▸ ASSIGNMENT: Return every line from the listing where the word "amount" occurs.

▸ THE INPUT:
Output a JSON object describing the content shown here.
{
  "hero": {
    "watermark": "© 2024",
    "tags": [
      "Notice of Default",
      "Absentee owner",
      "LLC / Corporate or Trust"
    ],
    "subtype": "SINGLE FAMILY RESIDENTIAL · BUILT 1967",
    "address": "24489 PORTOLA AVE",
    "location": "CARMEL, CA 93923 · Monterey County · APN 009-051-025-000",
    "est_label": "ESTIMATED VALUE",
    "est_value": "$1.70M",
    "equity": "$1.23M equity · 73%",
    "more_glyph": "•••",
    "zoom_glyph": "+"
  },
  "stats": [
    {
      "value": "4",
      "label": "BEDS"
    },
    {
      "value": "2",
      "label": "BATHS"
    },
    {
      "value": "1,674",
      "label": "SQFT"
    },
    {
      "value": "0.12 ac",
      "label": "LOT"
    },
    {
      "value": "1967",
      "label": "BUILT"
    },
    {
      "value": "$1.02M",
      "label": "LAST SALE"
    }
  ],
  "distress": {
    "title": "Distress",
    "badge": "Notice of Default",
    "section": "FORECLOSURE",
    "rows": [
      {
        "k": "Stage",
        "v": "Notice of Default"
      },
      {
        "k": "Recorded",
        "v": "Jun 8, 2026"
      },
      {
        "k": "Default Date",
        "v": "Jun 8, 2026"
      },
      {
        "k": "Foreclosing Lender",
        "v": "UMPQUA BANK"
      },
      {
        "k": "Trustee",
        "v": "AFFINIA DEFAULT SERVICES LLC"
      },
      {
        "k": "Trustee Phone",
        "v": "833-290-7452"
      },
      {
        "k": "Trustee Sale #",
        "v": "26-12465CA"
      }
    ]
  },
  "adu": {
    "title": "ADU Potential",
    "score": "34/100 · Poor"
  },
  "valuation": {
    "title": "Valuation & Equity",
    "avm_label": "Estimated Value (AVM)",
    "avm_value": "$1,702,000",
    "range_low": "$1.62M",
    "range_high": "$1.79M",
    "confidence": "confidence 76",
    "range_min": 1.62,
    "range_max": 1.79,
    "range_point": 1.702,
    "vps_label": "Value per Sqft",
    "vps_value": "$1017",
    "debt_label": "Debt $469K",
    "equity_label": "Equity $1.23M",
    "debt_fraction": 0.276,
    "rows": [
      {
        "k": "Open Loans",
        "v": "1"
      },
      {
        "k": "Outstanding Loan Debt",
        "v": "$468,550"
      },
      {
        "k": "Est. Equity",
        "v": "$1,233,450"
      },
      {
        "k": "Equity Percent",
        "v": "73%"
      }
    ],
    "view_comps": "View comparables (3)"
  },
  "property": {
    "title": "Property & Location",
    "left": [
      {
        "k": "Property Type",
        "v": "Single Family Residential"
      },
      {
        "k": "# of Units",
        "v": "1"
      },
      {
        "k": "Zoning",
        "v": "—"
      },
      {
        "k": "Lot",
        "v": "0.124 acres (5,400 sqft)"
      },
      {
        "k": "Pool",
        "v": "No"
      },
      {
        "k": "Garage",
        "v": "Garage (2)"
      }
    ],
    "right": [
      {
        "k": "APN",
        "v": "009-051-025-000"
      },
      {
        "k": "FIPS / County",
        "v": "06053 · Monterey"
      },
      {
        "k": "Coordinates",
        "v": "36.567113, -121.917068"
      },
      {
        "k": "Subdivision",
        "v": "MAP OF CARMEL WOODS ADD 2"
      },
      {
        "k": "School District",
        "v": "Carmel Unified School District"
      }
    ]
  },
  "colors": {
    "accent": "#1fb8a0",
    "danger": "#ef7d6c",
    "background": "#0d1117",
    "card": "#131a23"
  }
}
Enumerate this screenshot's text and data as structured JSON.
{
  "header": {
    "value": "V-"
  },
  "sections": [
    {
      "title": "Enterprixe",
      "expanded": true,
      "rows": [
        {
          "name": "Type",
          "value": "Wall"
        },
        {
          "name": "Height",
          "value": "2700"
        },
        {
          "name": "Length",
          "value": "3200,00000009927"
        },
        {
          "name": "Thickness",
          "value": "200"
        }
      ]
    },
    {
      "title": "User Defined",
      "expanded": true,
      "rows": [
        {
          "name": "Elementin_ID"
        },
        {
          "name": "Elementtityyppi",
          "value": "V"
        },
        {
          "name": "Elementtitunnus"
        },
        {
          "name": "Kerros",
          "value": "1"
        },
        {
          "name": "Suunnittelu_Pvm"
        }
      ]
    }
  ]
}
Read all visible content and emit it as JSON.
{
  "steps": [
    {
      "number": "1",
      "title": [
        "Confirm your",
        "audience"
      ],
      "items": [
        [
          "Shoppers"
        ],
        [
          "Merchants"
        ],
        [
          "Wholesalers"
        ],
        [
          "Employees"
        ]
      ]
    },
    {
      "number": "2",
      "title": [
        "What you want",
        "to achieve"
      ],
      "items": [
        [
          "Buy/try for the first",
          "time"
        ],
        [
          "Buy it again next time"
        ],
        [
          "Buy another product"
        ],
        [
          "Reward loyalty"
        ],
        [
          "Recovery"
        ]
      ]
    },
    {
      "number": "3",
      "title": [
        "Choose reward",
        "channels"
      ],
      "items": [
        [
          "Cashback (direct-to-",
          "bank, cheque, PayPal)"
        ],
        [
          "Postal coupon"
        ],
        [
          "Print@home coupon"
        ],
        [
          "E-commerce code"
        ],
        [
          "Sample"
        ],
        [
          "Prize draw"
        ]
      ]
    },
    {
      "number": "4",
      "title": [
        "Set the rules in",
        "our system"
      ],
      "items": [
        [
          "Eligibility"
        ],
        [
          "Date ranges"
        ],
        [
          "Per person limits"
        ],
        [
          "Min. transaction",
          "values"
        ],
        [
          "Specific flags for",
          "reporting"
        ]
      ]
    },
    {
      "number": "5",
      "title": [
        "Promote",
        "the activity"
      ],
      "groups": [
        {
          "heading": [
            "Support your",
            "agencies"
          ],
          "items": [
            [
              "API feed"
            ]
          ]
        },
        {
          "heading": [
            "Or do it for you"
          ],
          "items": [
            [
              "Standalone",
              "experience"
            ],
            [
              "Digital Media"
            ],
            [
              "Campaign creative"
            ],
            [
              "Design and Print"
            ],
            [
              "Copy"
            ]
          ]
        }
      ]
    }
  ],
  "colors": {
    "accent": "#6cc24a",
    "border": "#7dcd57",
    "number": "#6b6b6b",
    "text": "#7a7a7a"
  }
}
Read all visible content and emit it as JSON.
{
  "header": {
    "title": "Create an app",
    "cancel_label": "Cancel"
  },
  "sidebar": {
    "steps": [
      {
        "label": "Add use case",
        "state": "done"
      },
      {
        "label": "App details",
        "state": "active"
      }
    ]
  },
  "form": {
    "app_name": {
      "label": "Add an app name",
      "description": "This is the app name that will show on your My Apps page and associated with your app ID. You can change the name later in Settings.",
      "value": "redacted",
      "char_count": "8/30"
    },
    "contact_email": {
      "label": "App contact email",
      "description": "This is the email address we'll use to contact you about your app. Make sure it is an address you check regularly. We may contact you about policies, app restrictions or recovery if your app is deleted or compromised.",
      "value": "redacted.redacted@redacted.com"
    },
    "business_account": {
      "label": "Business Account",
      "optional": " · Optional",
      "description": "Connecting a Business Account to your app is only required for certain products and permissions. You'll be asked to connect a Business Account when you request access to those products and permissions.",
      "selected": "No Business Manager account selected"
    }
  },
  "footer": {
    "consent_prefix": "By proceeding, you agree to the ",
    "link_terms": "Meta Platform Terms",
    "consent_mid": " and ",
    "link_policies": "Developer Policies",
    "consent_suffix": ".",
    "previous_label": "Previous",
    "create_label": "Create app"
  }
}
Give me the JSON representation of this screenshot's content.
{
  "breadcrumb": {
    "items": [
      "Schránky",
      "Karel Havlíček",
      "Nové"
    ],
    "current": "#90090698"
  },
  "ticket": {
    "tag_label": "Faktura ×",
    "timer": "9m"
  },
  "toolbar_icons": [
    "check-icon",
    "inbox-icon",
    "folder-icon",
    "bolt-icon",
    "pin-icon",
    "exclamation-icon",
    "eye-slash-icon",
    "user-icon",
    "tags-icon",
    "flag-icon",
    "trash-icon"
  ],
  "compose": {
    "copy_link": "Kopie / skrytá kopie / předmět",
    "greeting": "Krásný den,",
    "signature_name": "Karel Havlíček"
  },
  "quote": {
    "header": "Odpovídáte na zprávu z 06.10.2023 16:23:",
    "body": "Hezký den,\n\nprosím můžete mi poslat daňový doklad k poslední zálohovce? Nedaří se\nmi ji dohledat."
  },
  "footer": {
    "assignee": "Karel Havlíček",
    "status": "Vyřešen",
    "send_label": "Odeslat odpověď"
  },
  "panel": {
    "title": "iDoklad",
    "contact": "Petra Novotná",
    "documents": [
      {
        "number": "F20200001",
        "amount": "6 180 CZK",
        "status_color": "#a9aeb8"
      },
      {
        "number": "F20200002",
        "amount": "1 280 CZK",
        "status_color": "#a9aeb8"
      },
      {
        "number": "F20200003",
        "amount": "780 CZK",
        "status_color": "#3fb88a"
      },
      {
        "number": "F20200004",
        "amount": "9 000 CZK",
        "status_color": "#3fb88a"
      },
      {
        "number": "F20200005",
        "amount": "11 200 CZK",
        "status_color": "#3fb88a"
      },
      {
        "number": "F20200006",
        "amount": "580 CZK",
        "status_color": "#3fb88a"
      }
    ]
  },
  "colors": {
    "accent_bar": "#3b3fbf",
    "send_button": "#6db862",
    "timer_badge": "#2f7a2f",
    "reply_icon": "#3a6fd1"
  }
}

▸ YOUR SOLUTION:
        "amount": "6 180 CZK",
        "amount": "1 280 CZK",
        "amount": "780 CZK",
        "amount": "9 000 CZK",
        "amount": "11 200 CZK",
        "amount": "580 CZK",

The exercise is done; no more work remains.